When Paul H-O, a celebrated figure of the 1990s New York art scene with his popular public access TV show “Gallery Beat,” got the chance to interview internationally renowned, press-shy photographer Cindy Sherman, he had little idea that their growing romantic relationship would ultimately lead to a feature documentary. Fifteen years-in-the-making, Guest of Cindy Sherman, which Paul H-O co-directed with celebrated documentary editor Tom Donahue (Keep The River On Your Right: A Modern Cannibal Tale, Naked States), is a piercing look into the New York art scene as well as a fascinating exploration of the nature of celebrity.

Featuring interviews with John Waters, Danny DeVito and other notable celebrities in the art and entertainment world, Guest of Cindy Sherman is sure to entertain both art fans and documentary lovers. Just before the movie’s release on March 27, 2009 in New York and Santa Fe, MM spoke with co-directors Paul H-O and Tom Donahue about their much buzzed-about collaboration.

Kyle Rupprecht (MM): Paul, what compelled you to make a documentary about your relationship with enigmatic artist Cindy Sherman? What makes her such a fascinating figure of the art world?

Paul H-O (PH): It just so happened that I was in a relationship with Cindy at the time—and the event (or incident) that compelled me to pen the story, Guest of Cindy Sherman, was a real dinner party I had attended with Cindy at the time. We’d been together for a few years and I knew the people who’d done the party and they sat me at the place that named the film (and I had a slight identity implosion).

Cindy is fascinating figure in the art world because she is so well-known and influential, yet famously press shy. Not only are she and the Metro gallery tight-lipped about Cindy, not even her assistants had seen her work in the studio. That makes her a very desirable subject for the press. (Think Tom Pynchon or J.D. Salinger.)
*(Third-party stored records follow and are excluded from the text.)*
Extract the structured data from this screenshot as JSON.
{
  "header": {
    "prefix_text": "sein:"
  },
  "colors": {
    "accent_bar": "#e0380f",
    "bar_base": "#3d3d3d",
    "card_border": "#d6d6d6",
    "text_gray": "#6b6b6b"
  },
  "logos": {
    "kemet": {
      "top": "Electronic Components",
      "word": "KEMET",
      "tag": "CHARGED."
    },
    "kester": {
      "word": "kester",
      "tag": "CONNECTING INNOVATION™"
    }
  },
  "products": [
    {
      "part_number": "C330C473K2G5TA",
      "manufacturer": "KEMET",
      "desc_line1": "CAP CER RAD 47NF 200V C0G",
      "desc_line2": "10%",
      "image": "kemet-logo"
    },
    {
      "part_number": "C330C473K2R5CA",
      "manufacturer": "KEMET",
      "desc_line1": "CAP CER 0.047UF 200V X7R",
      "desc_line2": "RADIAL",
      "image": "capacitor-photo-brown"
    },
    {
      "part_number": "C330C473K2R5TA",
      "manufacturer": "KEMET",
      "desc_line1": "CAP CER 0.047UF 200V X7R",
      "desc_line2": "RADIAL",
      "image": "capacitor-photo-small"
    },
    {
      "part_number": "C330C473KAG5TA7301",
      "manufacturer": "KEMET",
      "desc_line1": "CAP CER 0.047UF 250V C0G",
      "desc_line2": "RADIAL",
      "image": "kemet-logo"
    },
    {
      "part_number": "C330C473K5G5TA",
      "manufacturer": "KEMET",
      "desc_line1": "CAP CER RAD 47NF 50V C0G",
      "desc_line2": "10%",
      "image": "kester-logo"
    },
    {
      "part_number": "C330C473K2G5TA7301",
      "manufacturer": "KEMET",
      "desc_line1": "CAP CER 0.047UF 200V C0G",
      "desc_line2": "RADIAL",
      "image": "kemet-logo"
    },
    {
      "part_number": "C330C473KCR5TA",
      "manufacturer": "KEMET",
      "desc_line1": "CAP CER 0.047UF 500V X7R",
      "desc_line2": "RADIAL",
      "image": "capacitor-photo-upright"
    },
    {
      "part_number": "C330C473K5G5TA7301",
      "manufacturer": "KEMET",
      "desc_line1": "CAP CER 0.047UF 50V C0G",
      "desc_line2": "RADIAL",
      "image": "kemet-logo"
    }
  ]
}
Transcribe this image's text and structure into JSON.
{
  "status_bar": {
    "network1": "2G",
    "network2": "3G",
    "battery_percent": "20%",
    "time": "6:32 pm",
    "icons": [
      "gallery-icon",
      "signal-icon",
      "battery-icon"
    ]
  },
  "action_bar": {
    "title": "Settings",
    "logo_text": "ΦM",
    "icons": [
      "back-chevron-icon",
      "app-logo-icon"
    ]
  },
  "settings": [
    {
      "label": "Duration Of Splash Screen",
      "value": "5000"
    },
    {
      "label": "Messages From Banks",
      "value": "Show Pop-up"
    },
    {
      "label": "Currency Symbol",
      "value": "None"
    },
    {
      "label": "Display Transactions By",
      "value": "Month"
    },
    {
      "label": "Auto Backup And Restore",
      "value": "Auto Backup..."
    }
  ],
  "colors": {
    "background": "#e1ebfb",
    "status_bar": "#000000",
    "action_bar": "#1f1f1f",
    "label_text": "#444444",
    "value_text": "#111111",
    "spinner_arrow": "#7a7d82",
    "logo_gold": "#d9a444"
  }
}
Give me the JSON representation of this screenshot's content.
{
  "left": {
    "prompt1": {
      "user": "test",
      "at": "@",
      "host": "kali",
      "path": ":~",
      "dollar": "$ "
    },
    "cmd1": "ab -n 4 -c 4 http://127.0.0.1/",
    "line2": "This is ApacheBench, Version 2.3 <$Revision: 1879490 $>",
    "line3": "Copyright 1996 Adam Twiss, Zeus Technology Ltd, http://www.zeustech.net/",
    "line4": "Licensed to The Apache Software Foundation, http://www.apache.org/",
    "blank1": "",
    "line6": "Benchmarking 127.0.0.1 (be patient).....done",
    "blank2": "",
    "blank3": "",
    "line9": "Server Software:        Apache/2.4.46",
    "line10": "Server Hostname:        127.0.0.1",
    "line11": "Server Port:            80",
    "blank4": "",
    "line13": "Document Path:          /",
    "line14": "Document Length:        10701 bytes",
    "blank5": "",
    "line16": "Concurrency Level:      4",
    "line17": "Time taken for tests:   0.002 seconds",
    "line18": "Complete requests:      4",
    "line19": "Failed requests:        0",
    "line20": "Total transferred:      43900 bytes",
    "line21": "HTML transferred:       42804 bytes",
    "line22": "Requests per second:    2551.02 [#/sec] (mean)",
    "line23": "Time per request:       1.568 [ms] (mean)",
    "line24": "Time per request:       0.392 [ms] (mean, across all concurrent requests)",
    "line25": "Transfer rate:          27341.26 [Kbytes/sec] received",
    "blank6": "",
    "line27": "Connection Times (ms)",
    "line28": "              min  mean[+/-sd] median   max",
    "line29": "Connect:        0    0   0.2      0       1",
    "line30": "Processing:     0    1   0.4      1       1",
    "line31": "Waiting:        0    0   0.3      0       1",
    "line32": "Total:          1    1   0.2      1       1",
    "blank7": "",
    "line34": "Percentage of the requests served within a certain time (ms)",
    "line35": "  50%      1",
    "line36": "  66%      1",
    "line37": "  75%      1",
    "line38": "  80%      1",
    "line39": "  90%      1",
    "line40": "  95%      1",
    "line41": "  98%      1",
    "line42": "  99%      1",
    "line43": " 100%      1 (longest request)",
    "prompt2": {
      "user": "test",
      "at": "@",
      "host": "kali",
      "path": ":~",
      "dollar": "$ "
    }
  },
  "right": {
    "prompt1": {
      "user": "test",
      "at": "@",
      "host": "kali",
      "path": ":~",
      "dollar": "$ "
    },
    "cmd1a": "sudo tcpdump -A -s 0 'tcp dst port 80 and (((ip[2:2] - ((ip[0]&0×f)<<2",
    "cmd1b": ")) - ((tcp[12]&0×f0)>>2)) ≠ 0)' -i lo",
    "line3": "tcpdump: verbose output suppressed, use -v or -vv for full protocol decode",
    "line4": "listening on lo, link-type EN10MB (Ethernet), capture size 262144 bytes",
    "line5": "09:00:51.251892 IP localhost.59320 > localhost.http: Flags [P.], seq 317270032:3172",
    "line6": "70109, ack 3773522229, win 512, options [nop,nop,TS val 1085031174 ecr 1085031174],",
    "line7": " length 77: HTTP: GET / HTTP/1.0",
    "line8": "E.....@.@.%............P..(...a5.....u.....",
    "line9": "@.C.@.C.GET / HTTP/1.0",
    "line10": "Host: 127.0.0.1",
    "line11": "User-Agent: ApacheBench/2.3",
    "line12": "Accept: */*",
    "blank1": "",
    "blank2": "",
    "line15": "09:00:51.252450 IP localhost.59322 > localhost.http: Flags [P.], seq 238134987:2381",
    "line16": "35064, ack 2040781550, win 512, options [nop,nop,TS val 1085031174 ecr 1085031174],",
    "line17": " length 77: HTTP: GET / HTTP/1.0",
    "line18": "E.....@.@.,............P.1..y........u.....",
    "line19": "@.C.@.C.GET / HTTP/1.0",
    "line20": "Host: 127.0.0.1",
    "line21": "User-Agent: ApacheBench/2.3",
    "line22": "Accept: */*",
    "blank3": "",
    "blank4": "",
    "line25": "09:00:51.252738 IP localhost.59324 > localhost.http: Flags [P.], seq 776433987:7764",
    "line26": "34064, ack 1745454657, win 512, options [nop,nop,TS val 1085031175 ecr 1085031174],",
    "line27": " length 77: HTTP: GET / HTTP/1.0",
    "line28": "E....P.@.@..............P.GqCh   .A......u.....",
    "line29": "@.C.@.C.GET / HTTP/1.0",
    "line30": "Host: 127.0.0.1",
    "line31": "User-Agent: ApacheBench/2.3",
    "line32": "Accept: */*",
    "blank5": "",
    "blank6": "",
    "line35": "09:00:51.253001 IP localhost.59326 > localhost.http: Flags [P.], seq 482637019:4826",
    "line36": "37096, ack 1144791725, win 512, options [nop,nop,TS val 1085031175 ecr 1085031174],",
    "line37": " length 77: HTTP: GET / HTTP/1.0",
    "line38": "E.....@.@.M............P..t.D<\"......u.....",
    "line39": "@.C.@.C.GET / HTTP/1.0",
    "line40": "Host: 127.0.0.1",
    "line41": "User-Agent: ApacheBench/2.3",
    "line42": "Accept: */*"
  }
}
MM: Tom, at what point did you become involved as co-director of the movie?

Tom Donahue (TD): In late 2003, I got a call from Spencer Tunick (the subject of two docs that I edited: Naked States and Naked World). Spencer told me about “this guy, Paul H-O, who is sitting on some amazing footage.” He thought that if Paul and I teamed up, maybe we could figure a way to do something with it. So about a week later, we met. I screened highlights from the “Gallery Beat” archive and, of course, Paul’s interview material with Cindy and saw that there was something there. So it wasn’t long after that we decided to team up as co-directors and try to see if we could make something together.

The problem was that even though the material had a lot of possibilities, it wasn’t enough material to make a doc out of. There was an incredible first act (zany art world/boy meets girl) but that was it. About a month later, Paul had something happen to him that sent him into a psychological tailspin. And from that, we found our story’s center (and the title of the film). We built on it from there, conducting about 70 interviews and continuing to follow the events in the relationship and the art world over the next four years. We were working toward a finished product having no idea how it was going to end.

MM: You’ve worked as editor for over 10 years on many acclaimed documentaries. Did you find the transition from editor to director to be a difficult one?

TD: No, it’s not difficult. Having a comprehensive understanding about how a story is constructed is essential to the skill of directing. And that’s what you learn as an editor. Having been an editor for so many years, I was acutely aware of the material I needed to get in order to properly tell the story. Though, of course, like most docs (no matter how well directed), so much of it was still created in the editing room.

MM: Guest of Cindy Sherman revolves around the New York art world of the 1980s and ’90s. How do you feel the art community has changed since then?

PH: I was an artist until 1993, when I decided to quit being an artist. I said, ‘I am no longer an artist’ and the feeling was liberating. Of course I had discovered that cable TV enabled me to transfer that energy into a show I called “Gallery Beat.” I knew right away I wanted to do a humorous travelogue into the belly of the beast: NY’s gallery jungle.

The art community has changed more than once since I began reporting on it. In the ’80s it was East Village and art, performance and music all mixed up in a series of funky venues. In the ’90s the art scene moved to SoHo and the galleries were more upscale, but reflected the loft life artists created there. By the end of the ’90s the entire gallery system had up and moved itself into an artist-free zone in West Chelsea. It became larger, whiter and the austere shopping mall it is now that is only superseded by the major modern art fair—the ultimate superstore of art object knickknacks for rich people.

MM: What were some of the hardships along the way?

TD: I would say the breakup of the relationship threw the biggest wrench into the works. Though it also gave us our ending.

MM: What’s the best piece of advice you can offer aspiring documentarians?

TD: Find a great subject you can get access to and go for it. Don’t stop until you have the story, however long it takes. And get a great editor.